A Kansas state senator has some people's knickers in a twist after implementing a new dress code that singles out women who wear "skimpy skirts or blouses with plunging necklines," the Topeka Capital-Journal reports. Mitch Holmes is the chairman of the state's ethics and elections committee, and his new dress code applies to those testifying before the committee. The problem, according to critics: It singles out women while having no male-specific rules. “He could have just said that attire is business professional and kept it gender neutral,” state Rep. Stephanie Clayton, a fellow Republican, tells the Kansas City Star. "I’m just appalled anyone would treat taxpaying Kansans with such disdain."
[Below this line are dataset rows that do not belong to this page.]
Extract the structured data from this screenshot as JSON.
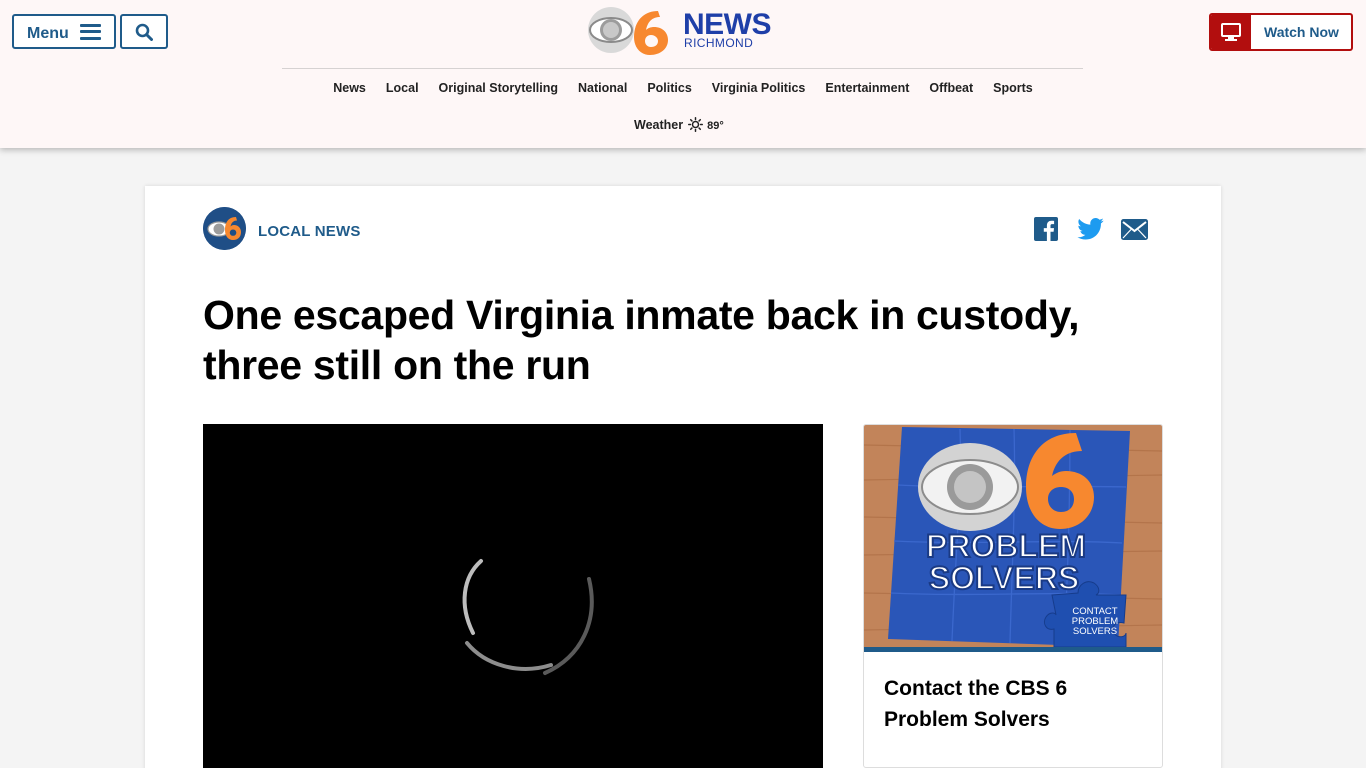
{
  "header": {
    "menu_label": "Menu",
    "logo_word": "NEWS",
    "logo_sub": "RICHMOND",
    "watch_label": "Watch Now",
    "nav": [
      {
        "label": "News"
      },
      {
        "label": "Local"
      },
      {
        "label": "Original Storytelling"
      },
      {
        "label": "National"
      },
      {
        "label": "Politics"
      },
      {
        "label": "Virginia Politics"
      },
      {
        "label": "Entertainment"
      },
      {
        "label": "Offbeat"
      },
      {
        "label": "Sports"
      }
    ],
    "weather": {
      "label": "Weather",
      "temp": "89°",
      "icon": "sun-icon"
    }
  },
  "article": {
    "section": "LOCAL NEWS",
    "headline": "One escaped Virginia inmate back in custody, three still on the run",
    "share_icons": [
      "facebook-icon",
      "twitter-icon",
      "email-icon"
    ]
  },
  "promo": {
    "title": "Contact the CBS 6 Problem Solvers",
    "image_text_line1": "PROBLEM",
    "image_text_line2": "SOLVERS",
    "piece_text": [
      "CONTACT",
      "PROBLEM",
      "SOLVERS"
    ]
  },
  "colors": {
    "header_bg": "#fef7f7",
    "brand_blue": "#1f5b8a",
    "logo_blue": "#1f3fa8",
    "watch_red": "#b20e0e",
    "cbs_orange": "#f7882f"
  }
}
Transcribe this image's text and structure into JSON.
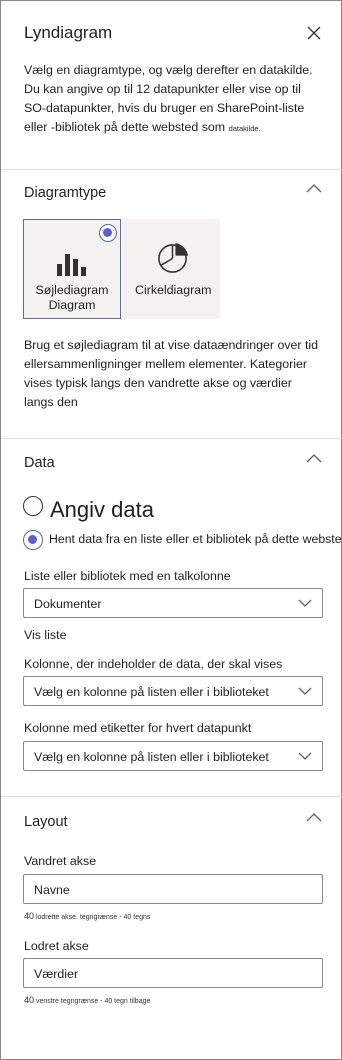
{
  "panel": {
    "title": "Lyndiagram",
    "intro_main": "Vælg en diagramtype, og vælg derefter en datakilde. Du kan angive op til 12 datapunkter eller vise op til SO-datapunkter, hvis du bruger en SharePoint-liste eller -bibliotek på dette websted som",
    "intro_tail": "datakilde."
  },
  "chart_type": {
    "section_title": "Diagramtype",
    "options": [
      {
        "line1": "Søjlediagram",
        "line2": "Diagram",
        "icon": "bar-chart-icon",
        "selected": true
      },
      {
        "line1": "Cirkeldiagram",
        "line2": "",
        "icon": "pie-chart-icon",
        "selected": false
      }
    ],
    "description": "Brug et søjlediagram til at vise dataændringer over tid ellersammenligninger mellem elementer. Kategorier vises typisk langs den vandrette akse og værdier langs den"
  },
  "data": {
    "section_title": "Data",
    "option_manual": "Angiv data",
    "option_list": "Hent data fra en liste eller et bibliotek på dette websted",
    "list_label": "Liste eller bibliotek med en talkolonne",
    "list_value": "Dokumenter",
    "show_list_label": "Vis liste",
    "column_label": "Kolonne, der indeholder de data, der skal vises",
    "column_value": "Vælg en kolonne på listen eller i biblioteket",
    "labels_label": "Kolonne med etiketter for hvert datapunkt",
    "labels_value": "Vælg en kolonne på listen eller i biblioteket"
  },
  "layout": {
    "section_title": "Layout",
    "x_axis_label": "Vandret akse",
    "x_axis_value": "Navne",
    "x_helper_num": "40",
    "x_helper_text": "lodrette akse. tegngrænse - 40 tegns",
    "y_axis_label": "Lodret akse",
    "y_axis_value": "Værdier",
    "y_helper_num": "40",
    "y_helper_text": "venstre tegngrænse - 40 tegn tilbage"
  },
  "colors": {
    "accent": "#5b5fc7",
    "border": "#8a8886",
    "divider": "#e1dfdd",
    "tile_bg": "#f3f2f1"
  }
}
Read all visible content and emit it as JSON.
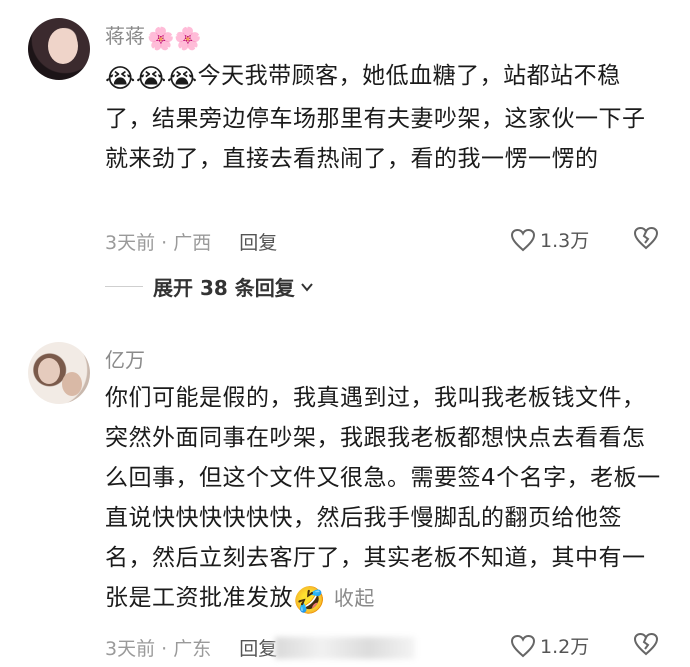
{
  "comments": [
    {
      "username": "蒋蒋",
      "username_decor": "🌸🌸",
      "emoji_prefix": "😭😭😭",
      "text": "今天我带顾客，她低血糖了，站都站不稳了，结果旁边停车场那里有夫妻吵架，这家伙一下子就来劲了，直接去看热闹了，看的我一愣一愣的",
      "meta": "3天前 · 广西",
      "reply_label": "回复",
      "likes": "1.3万"
    },
    {
      "username": "亿万",
      "text": "你们可能是假的，我真遇到过，我叫我老板钱文件，突然外面同事在吵架，我跟我老板都想快点去看看怎么回事，但这个文件又很急。需要签4个名字，老板一直说快快快快快快，然后我手慢脚乱的翻页给他签名，然后立刻去客厅了，其实老板不知道，其中有一张是工资批准发放",
      "emoji_suffix": "🤣",
      "collapse_label": "收起",
      "meta": "3天前 · 广东",
      "reply_label": "回复",
      "likes": "1.2万"
    }
  ],
  "expand_replies_label": "展开 38 条回复",
  "icons": {
    "like": "heart-outline-icon",
    "dislike": "broken-heart-icon",
    "expand": "chevron-down-icon"
  }
}
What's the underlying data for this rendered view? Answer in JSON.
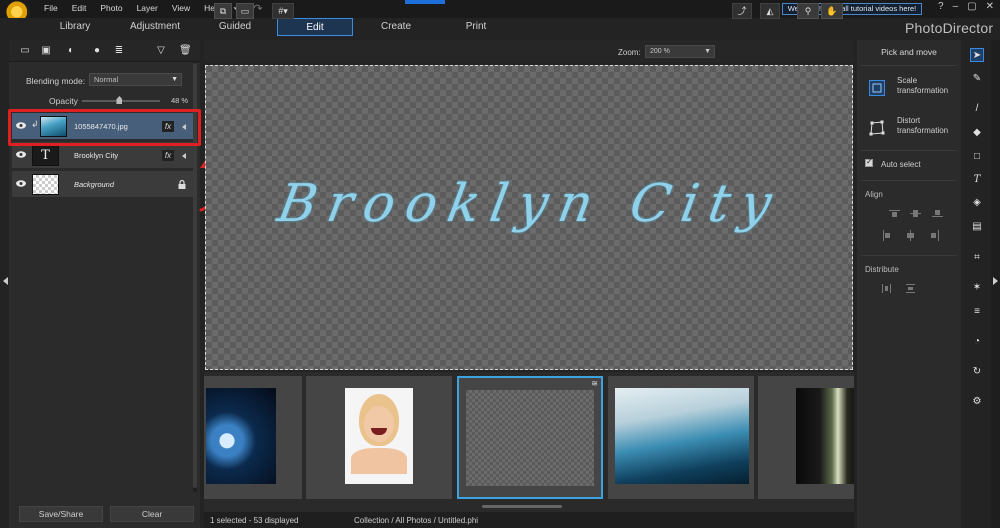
{
  "menu": [
    "File",
    "Edit",
    "Photo",
    "Layer",
    "View",
    "Help"
  ],
  "welcome": "Welcome! View all tutorial videos here!",
  "window_controls": [
    "?",
    "–",
    "▢",
    "✕"
  ],
  "tabs": [
    {
      "label": "Library"
    },
    {
      "label": "Adjustment"
    },
    {
      "label": "Guided"
    },
    {
      "label": "Edit"
    },
    {
      "label": "Create"
    },
    {
      "label": "Print"
    }
  ],
  "brand": "PhotoDirector",
  "left_panel": {
    "blending_label": "Blending mode:",
    "blending_value": "Normal",
    "opacity_label": "Opacity",
    "opacity_value": "48 %",
    "opacity_fraction": 0.48,
    "layers": [
      {
        "name": "1055847470.jpg",
        "fx": "fx",
        "selected": true
      },
      {
        "name": "Brooklyn City",
        "fx": "fx",
        "selected": false
      },
      {
        "name": "Background",
        "fx": "",
        "selected": false
      }
    ],
    "save_share": "Save/Share",
    "clear": "Clear"
  },
  "canvas": {
    "zoom_label": "Zoom:",
    "zoom_value": "200 %",
    "text": "Brooklyn City"
  },
  "status": {
    "selected": "1 selected - 53 displayed",
    "path": "Collection / All Photos / Untitled.phi"
  },
  "right_panel": {
    "title": "Pick and move",
    "scale": "Scale transformation",
    "distort": "Distort transformation",
    "auto_select": "Auto select",
    "align": "Align",
    "distribute": "Distribute"
  },
  "colors": {
    "accent": "#3b8be0",
    "canvas_text": "#8fd1ea",
    "annotation": "#e02020"
  }
}
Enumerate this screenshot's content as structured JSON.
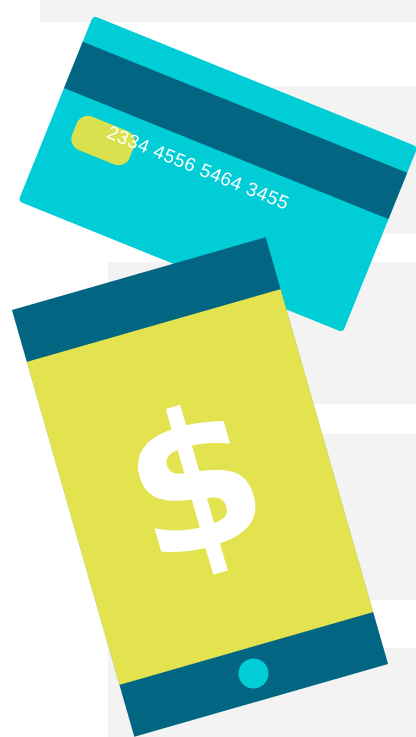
{
  "card": {
    "number": "2334 4556 5464 3455"
  },
  "phone": {
    "symbol": "$"
  },
  "colors": {
    "background_band": "#f3f3f3",
    "card_body": "#00cdd6",
    "dark_teal": "#026581",
    "chip": "#d9e24e",
    "screen": "#e3e24f",
    "symbol": "#ffffff",
    "home_button": "#00cdd6"
  }
}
The rule causing the trouble reads, "For ladies, low-cut necklines and mini-skirts are inappropriate." Holmes says he included that because he's seen women around the Capitol dressing "provocatively," which can be a "distraction." He also explains that men don't need additional rules to let them know how to dress appropriately. Other female senators besides Clayton have called Holmes out over the new dress code. “Oh, for crying out loud, what century is this?” Sen. Laura Kelly asks the Capital-Journal. Another senator says people's opinions on bills should be more important than what they're wearing. A blogger at Jezebel translates the code into advice: "Watch out, literally any women who don’t dress exactly like a 54-year-old Midwestern man’s (surely totally neutral) idea of what’s respectable, or who in any other way happen to 'bring eyes.'" (Kansas is not the only state to introduce this kind of code.)